Bloomberg reported last month that the NBPA had moved to terminate two employees related to Hunter—attorney and director of special events and partnerships Megan Natsuko Inaba (his daughter-in-law) and director of player benefits and services Robyn Hunter (his daughter)—as part of its effort to move forward into a new era.

Meanwhile, Yahoo Sports reported this week that federal prosecutors are looking closely at the payment of more than $3 million to a Cleveland-based financial advisory firm called Prim Capital that employed Hunter’s son Todd Hunter as a principal. The main focus of the inquiry are union documents bearing the signatures of late NBPA general counsel Gary Hall and NBPA director of player services Purvis Short that authorized payments to Prim, according to Yahoo.

Todd Hunter no longer works at Prim Capital, which did not cooperate with the Paul Weiss probe. Hall, a key consigliere and good friend of Hunter’s who died in May 2011, was identified in the firm’s report as not "an independent figure who would be responsive to concerns about Hunter’s management of the Union."

Saturday’s NBPA meeting will be run by Fisher and acting executive director Ronald Klempner, a former Weil, Gotshal & Manges associate who served as deputy general counsel of the union under Hunter. Klempner was named the interim replacement for his former boss earlier this month.

Since then several high-profile players and their agents—including former Manatt, Phelps & Phillips partner Art Tellem—have called on the union to fire Hunter.

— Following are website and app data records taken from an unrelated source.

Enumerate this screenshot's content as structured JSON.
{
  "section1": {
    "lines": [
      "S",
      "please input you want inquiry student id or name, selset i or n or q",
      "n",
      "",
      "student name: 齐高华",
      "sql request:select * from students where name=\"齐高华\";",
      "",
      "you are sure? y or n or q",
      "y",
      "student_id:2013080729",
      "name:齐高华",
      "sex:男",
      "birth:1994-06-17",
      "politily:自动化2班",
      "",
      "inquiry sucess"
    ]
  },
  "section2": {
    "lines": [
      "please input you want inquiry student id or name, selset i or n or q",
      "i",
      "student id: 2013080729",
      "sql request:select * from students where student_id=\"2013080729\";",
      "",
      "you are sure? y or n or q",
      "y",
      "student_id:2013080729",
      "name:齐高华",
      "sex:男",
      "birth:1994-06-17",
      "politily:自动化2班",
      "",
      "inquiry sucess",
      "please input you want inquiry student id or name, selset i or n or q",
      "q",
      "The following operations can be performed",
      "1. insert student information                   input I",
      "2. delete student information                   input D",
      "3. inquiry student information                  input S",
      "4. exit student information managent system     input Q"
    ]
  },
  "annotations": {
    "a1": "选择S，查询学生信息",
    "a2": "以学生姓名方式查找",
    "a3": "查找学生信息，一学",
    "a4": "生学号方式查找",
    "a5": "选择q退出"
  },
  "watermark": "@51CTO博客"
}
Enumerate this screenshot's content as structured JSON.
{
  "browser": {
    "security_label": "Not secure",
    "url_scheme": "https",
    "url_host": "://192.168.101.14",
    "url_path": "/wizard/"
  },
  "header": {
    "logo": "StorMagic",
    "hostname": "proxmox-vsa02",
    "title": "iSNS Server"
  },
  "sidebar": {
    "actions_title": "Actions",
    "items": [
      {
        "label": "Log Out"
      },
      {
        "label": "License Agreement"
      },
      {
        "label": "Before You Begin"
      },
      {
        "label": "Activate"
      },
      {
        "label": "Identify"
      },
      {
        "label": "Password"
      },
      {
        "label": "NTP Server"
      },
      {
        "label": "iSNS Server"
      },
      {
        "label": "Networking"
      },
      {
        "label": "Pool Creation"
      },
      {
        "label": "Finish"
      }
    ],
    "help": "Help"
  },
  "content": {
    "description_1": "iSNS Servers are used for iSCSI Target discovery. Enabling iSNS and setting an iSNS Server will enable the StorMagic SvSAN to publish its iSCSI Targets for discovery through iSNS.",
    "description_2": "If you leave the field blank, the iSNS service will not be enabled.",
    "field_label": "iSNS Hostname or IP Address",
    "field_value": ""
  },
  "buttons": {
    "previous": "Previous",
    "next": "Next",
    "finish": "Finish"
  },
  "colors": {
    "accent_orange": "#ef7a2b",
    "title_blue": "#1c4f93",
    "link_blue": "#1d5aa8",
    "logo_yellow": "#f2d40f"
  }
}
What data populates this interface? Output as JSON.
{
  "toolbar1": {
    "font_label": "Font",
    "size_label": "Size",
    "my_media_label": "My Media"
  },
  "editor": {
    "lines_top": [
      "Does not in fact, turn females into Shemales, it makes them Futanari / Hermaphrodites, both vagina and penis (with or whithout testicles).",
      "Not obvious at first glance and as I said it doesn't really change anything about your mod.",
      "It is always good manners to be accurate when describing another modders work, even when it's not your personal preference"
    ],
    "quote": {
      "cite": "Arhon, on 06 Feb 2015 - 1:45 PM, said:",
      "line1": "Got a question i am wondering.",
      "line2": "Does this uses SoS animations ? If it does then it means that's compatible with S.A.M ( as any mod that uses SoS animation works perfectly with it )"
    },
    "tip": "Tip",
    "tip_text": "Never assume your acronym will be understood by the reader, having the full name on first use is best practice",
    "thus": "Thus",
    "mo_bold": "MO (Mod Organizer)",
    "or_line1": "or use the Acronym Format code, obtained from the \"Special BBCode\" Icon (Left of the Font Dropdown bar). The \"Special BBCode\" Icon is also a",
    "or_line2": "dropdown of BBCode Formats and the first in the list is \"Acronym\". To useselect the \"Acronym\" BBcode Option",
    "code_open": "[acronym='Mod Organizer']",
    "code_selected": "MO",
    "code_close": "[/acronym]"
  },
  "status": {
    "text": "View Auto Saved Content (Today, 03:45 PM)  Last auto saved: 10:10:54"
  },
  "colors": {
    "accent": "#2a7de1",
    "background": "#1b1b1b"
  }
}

Should players heed that call, it could take several months to find a new executive director.

Potential replacements mentioned in recent media reports include B. Todd Jones, a U.S. Attorney for the District of Minnesota who is also serving as acting director of the Bureau of Alcohol, Tobacco, and Firearms, and Donald Fehr, the current head of the National Hockey League Players Association. (After the NHLPA ousted Fehr’s predecessor Paul Kelly—who was hired by Jackson Lewis last year—the union eventually paid him $1.5 million in compensation and covered $200,000 in attorney fees to settle a dispute over the dismissal.)

One individual not interested in the position is the union’s longtime outside counsel Jeffrey Kessler, a former former head of the global litigation group and cohead of the sports litigation practice at now-defunct Dewey & LeBoeuf. Kessler, who has advised the NBPA for nearly 30 years, left Dewey in its death throes last May and took 60 lawyers with him to Winston & Strawn. A source familiar with the matter says Kessler is not interested in an executive leadership position at the NBPA.

Kessler was mentioned sparingly in the Paul Weiss report, which stated that Hunter should have listened to him more instead of deferring to firms like Howrey and Steptoe & Johnson, both of which employed one of his daughters, Alexis Hunter. (Kessler declined to comment when asked earlier this week about a former client of his—South African double-amputee Olympic sprinter Oscar Pistorius—who has been accused of murdering his girlfriend.)

In other NBA–related legal news, former Proskauer Rose partner and current league commissioner David Stern announced last week that an ownership group seeking to buy the Sacramento Kings for $525 million and move them to Seattle had filed relocation papers ahead of a March 1 deadline.

The Am Law Daily reported last month on the host of Am Law 100 firms involved in the potential deal, which could bring NBA basketball back to the Pacific Northwest for the first time since 2008.